Wynn had until June 1 to leave the property, according to the separation package he signed in February with the casino operator. Wynn had been paying $305,680 a year to live in the 6,233-square-foot residence.
“He has vacated his villa,” Wynn Resorts Senior Vice President and General Counsel Jacqui Krum told Massachusetts regulators on Friday. ”There are a few boxes in storage — that is the extent of the property that is still owned by Mr. Wynn [at Wynn Las Vegas].”
Steve Wynn has taken back most of the art he had on display at his casinos with the exception of a few vases in one of the restaurants, General Counsel Kim Sinatra told regulators.
“We have settled out any ongoing relationship with respect to the art,” she said.
His early departure came prior to a key meeting Friday involving his lawyers, Wynn Resorts executives and Massachusetts gaming regulators over whether the 76-year old billionaire should still be considered a ”qualifier” for the company’s Boston-area license.
Massachusetts gaming regulations require officers, directors, large shareholders and anyone deemed capable of influencing the policies of a licensed gaming company to submit to background checks for suitability.
Steve Wynn stepped down from all Wynn Resorts positions in February and sold all his shares in March. Yet the regulators are concerned that such a ”powerful personality” could still have influence over company executives and directors that he has known for decades.
Maddox his own man
Chief Executive Officer Matt Maddox defended his independence from his influential predecessor on Friday, saying he was being groomed since 2013 to succeed Wynn as chief executive officer and had a list of changes he planned to implement.
The original succession plan foresaw Maddox taking the helm in 2020, with Wynn remaining on the board.
”When you are in that role, you keep a list of things that you would do differently because you have to be your own leader when you step in,” he told regulators.

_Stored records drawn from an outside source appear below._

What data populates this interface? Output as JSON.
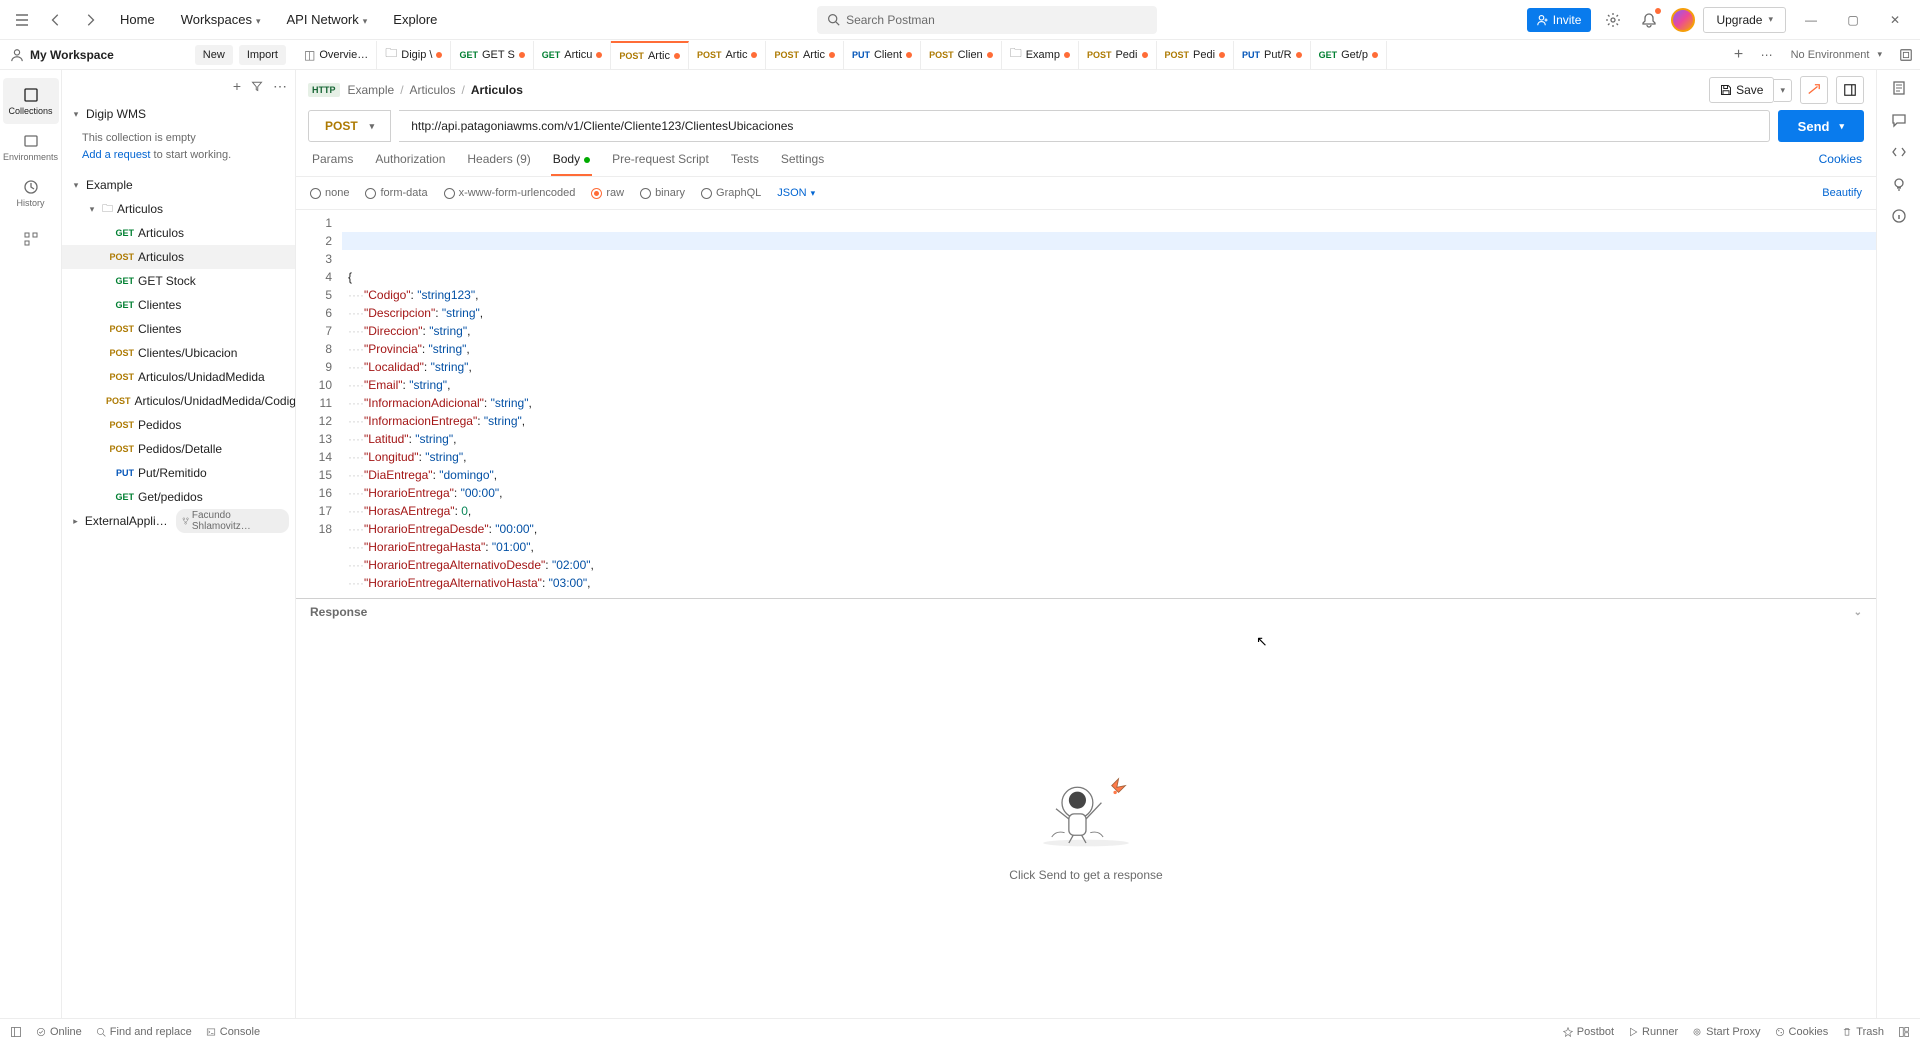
{
  "topbar": {
    "home": "Home",
    "workspaces": "Workspaces",
    "api_network": "API Network",
    "explore": "Explore",
    "search_placeholder": "Search Postman",
    "invite": "Invite",
    "upgrade": "Upgrade"
  },
  "workspace": {
    "title": "My Workspace",
    "new_btn": "New",
    "import_btn": "Import",
    "no_env": "No Environment"
  },
  "tabs": [
    {
      "icon": "overview",
      "label": "Overvie…",
      "method": "",
      "dirty": false
    },
    {
      "icon": "folder",
      "label": "Digip \\",
      "method": "",
      "dirty": true
    },
    {
      "icon": "",
      "label": "GET S",
      "method": "GET",
      "dirty": true
    },
    {
      "icon": "",
      "label": "Articu",
      "method": "GET",
      "dirty": true
    },
    {
      "icon": "",
      "label": "Artic",
      "method": "POST",
      "dirty": true,
      "active": true
    },
    {
      "icon": "",
      "label": "Artic",
      "method": "POST",
      "dirty": true
    },
    {
      "icon": "",
      "label": "Artic",
      "method": "POST",
      "dirty": true
    },
    {
      "icon": "",
      "label": "Client",
      "method": "PUT",
      "dirty": true
    },
    {
      "icon": "",
      "label": "Clien",
      "method": "POST",
      "dirty": true
    },
    {
      "icon": "folder",
      "label": "Examp",
      "method": "",
      "dirty": true
    },
    {
      "icon": "",
      "label": "Pedi",
      "method": "POST",
      "dirty": true
    },
    {
      "icon": "",
      "label": "Pedi",
      "method": "POST",
      "dirty": true
    },
    {
      "icon": "",
      "label": "Put/R",
      "method": "PUT",
      "dirty": true
    },
    {
      "icon": "",
      "label": "Get/p",
      "method": "GET",
      "dirty": true
    }
  ],
  "rail": {
    "collections": "Collections",
    "environments": "Environments",
    "history": "History"
  },
  "sidebar": {
    "c0": {
      "name": "Digip WMS"
    },
    "hint_empty": "This collection is empty",
    "hint_add": "Add a request",
    "hint_rest": " to start working.",
    "c1": {
      "name": "Example"
    },
    "folder": {
      "name": "Articulos"
    },
    "items": [
      {
        "method": "GET",
        "label": "Articulos"
      },
      {
        "method": "POST",
        "label": "Articulos",
        "sel": true
      },
      {
        "method": "GET",
        "label": "GET Stock"
      },
      {
        "method": "GET",
        "label": "Clientes"
      },
      {
        "method": "POST",
        "label": "Clientes"
      },
      {
        "method": "POST",
        "label": "Clientes/Ubicacion"
      },
      {
        "method": "POST",
        "label": "Articulos/UnidadMedida"
      },
      {
        "method": "POST",
        "label": "Articulos/UnidadMedida/Codig…"
      },
      {
        "method": "POST",
        "label": "Pedidos"
      },
      {
        "method": "POST",
        "label": "Pedidos/Detalle"
      },
      {
        "method": "PUT",
        "label": "Put/Remitido"
      },
      {
        "method": "GET",
        "label": "Get/pedidos"
      }
    ],
    "c2": {
      "name": "ExternalAppli…",
      "fork": "Facundo Shlamovitz…"
    }
  },
  "breadcrumbs": {
    "badge": "HTTP",
    "p0": "Example",
    "p1": "Articulos",
    "p2": "Articulos",
    "save": "Save"
  },
  "request": {
    "method": "POST",
    "url": "http://api.patagoniawms.com/v1/Cliente/Cliente123/ClientesUbicaciones",
    "send": "Send"
  },
  "reqtabs": {
    "params": "Params",
    "auth": "Authorization",
    "headers": "Headers (9)",
    "body": "Body",
    "prereq": "Pre-request Script",
    "tests": "Tests",
    "settings": "Settings",
    "cookies": "Cookies"
  },
  "bodyopts": {
    "none": "none",
    "formdata": "form-data",
    "urlencoded": "x-www-form-urlencoded",
    "raw": "raw",
    "binary": "binary",
    "graphql": "GraphQL",
    "json": "JSON",
    "beautify": "Beautify"
  },
  "editor": {
    "lines": [
      {
        "n": "1",
        "t": "{"
      },
      {
        "n": "2",
        "t": "    \"Codigo\": \"string123\","
      },
      {
        "n": "3",
        "t": "    \"Descripcion\": \"string\","
      },
      {
        "n": "4",
        "t": "    \"Direccion\": \"string\","
      },
      {
        "n": "5",
        "t": "    \"Provincia\": \"string\","
      },
      {
        "n": "6",
        "t": "    \"Localidad\": \"string\","
      },
      {
        "n": "7",
        "t": "    \"Email\": \"string\","
      },
      {
        "n": "8",
        "t": "    \"InformacionAdicional\": \"string\","
      },
      {
        "n": "9",
        "t": "    \"InformacionEntrega\": \"string\","
      },
      {
        "n": "10",
        "t": "    \"Latitud\": \"string\","
      },
      {
        "n": "11",
        "t": "    \"Longitud\": \"string\","
      },
      {
        "n": "12",
        "t": "    \"DiaEntrega\": \"domingo\","
      },
      {
        "n": "13",
        "t": "    \"HorarioEntrega\": \"00:00\","
      },
      {
        "n": "14",
        "t": "    \"HorasAEntrega\": 0,"
      },
      {
        "n": "15",
        "t": "    \"HorarioEntregaDesde\": \"00:00\","
      },
      {
        "n": "16",
        "t": "    \"HorarioEntregaHasta\": \"01:00\","
      },
      {
        "n": "17",
        "t": "    \"HorarioEntregaAlternativoDesde\": \"02:00\","
      },
      {
        "n": "18",
        "t": "    \"HorarioEntregaAlternativoHasta\": \"03:00\","
      }
    ]
  },
  "response": {
    "title": "Response",
    "empty": "Click Send to get a response"
  },
  "status": {
    "online": "Online",
    "find": "Find and replace",
    "console": "Console",
    "postbot": "Postbot",
    "runner": "Runner",
    "proxy": "Start Proxy",
    "cookies": "Cookies",
    "trash": "Trash"
  }
}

Maddox told regulators that Steve Wynn will not be voting his shares at this year’s annual meeting. Wynn sold his nearly 12 percent stake in late March after the cutoff for board voting.
Krum told regulators that company directors and officers must now report any contact they have with Steve Wynn to general counsel within 48 hours. The company will provide information about those contacts to Massachusetts regulators, she said.
Elaine Wynn, Steve Wynn’s ex-wife, has called on shareholders to kick John Hagenbuch off the board at this year’s election. Hagenbuch’s chances of re-election will be tougher without the vote of Steve Wynn.